** Record extracts follows **
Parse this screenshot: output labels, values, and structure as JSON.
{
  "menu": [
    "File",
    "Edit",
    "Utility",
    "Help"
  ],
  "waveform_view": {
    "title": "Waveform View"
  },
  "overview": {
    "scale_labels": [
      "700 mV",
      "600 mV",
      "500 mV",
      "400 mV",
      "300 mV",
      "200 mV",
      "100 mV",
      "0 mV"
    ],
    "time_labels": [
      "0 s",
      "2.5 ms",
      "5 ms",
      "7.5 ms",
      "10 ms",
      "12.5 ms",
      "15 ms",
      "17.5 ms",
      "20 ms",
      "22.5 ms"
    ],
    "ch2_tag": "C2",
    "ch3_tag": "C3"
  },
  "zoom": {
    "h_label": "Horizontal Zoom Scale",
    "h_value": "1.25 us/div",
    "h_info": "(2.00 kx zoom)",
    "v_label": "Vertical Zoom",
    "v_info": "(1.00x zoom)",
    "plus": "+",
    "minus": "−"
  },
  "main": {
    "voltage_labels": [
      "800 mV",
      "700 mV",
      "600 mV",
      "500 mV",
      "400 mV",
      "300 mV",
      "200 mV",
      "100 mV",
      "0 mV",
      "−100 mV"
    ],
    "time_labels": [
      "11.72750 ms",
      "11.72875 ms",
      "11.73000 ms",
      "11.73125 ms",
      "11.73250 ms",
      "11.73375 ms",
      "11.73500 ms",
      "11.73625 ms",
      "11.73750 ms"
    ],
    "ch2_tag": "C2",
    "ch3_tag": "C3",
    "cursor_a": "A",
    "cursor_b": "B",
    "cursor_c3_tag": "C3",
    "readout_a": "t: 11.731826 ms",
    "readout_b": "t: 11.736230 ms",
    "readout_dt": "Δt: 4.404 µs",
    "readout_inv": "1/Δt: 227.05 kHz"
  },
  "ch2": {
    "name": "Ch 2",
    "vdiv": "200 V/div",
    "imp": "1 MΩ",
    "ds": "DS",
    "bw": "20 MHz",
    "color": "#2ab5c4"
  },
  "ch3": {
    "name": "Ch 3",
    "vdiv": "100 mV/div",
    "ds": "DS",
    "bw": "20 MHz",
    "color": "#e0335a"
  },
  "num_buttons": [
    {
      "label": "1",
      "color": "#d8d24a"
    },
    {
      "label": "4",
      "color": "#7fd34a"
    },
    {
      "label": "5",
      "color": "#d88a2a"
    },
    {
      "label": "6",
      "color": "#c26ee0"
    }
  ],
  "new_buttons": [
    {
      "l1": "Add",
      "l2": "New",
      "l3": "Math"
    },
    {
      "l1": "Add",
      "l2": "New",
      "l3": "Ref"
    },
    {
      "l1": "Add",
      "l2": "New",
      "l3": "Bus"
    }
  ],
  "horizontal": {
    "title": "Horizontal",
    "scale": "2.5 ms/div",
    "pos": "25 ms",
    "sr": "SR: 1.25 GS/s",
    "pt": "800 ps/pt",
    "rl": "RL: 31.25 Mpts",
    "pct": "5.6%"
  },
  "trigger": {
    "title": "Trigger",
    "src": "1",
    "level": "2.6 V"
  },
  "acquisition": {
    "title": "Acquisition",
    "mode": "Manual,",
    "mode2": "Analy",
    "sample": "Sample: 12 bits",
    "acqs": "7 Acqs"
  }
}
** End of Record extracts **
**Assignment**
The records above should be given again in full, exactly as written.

**Response area**
Parse this screenshot: output labels, values, and structure as JSON.
{
  "menu": [
    "File",
    "Edit",
    "Utility",
    "Help"
  ],
  "waveform_view": {
    "title": "Waveform View"
  },
  "overview": {
    "scale_labels": [
      "700 mV",
      "600 mV",
      "500 mV",
      "400 mV",
      "300 mV",
      "200 mV",
      "100 mV",
      "0 mV"
    ],
    "time_labels": [
      "0 s",
      "2.5 ms",
      "5 ms",
      "7.5 ms",
      "10 ms",
      "12.5 ms",
      "15 ms",
      "17.5 ms",
      "20 ms",
      "22.5 ms"
    ],
    "ch2_tag": "C2",
    "ch3_tag": "C3"
  },
  "zoom": {
    "h_label": "Horizontal Zoom Scale",
    "h_value": "1.25 us/div",
    "h_info": "(2.00 kx zoom)",
    "v_label": "Vertical Zoom",
    "v_info": "(1.00x zoom)",
    "plus": "+",
    "minus": "−"
  },
  "main": {
    "voltage_labels": [
      "800 mV",
      "700 mV",
      "600 mV",
      "500 mV",
      "400 mV",
      "300 mV",
      "200 mV",
      "100 mV",
      "0 mV",
      "−100 mV"
    ],
    "time_labels": [
      "11.72750 ms",
      "11.72875 ms",
      "11.73000 ms",
      "11.73125 ms",
      "11.73250 ms",
      "11.73375 ms",
      "11.73500 ms",
      "11.73625 ms",
      "11.73750 ms"
    ],
    "ch2_tag": "C2",
    "ch3_tag": "C3",
    "cursor_a": "A",
    "cursor_b": "B",
    "cursor_c3_tag": "C3",
    "readout_a": "t: 11.731826 ms",
    "readout_b": "t: 11.736230 ms",
    "readout_dt": "Δt: 4.404 µs",
    "readout_inv": "1/Δt: 227.05 kHz"
  },
  "ch2": {
    "name": "Ch 2",
    "vdiv": "200 V/div",
    "imp": "1 MΩ",
    "ds": "DS",
    "bw": "20 MHz",
    "color": "#2ab5c4"
  },
  "ch3": {
    "name": "Ch 3",
    "vdiv": "100 mV/div",
    "ds": "DS",
    "bw": "20 MHz",
    "color": "#e0335a"
  },
  "num_buttons": [
    {
      "label": "1",
      "color": "#d8d24a"
    },
    {
      "label": "4",
      "color": "#7fd34a"
    },
    {
      "label": "5",
      "color": "#d88a2a"
    },
    {
      "label": "6",
      "color": "#c26ee0"
    }
  ],
  "new_buttons": [
    {
      "l1": "Add",
      "l2": "New",
      "l3": "Math"
    },
    {
      "l1": "Add",
      "l2": "New",
      "l3": "Ref"
    },
    {
      "l1": "Add",
      "l2": "New",
      "l3": "Bus"
    }
  ],
  "horizontal": {
    "title": "Horizontal",
    "scale": "2.5 ms/div",
    "pos": "25 ms",
    "sr": "SR: 1.25 GS/s",
    "pt": "800 ps/pt",
    "rl": "RL: 31.25 Mpts",
    "pct": "5.6%"
  },
  "trigger": {
    "title": "Trigger",
    "src": "1",
    "level": "2.6 V"
  },
  "acquisition": {
    "title": "Acquisition",
    "mode": "Manual,",
    "mode2": "Analy",
    "sample": "Sample: 12 bits",
    "acqs": "7 Acqs"
  }
}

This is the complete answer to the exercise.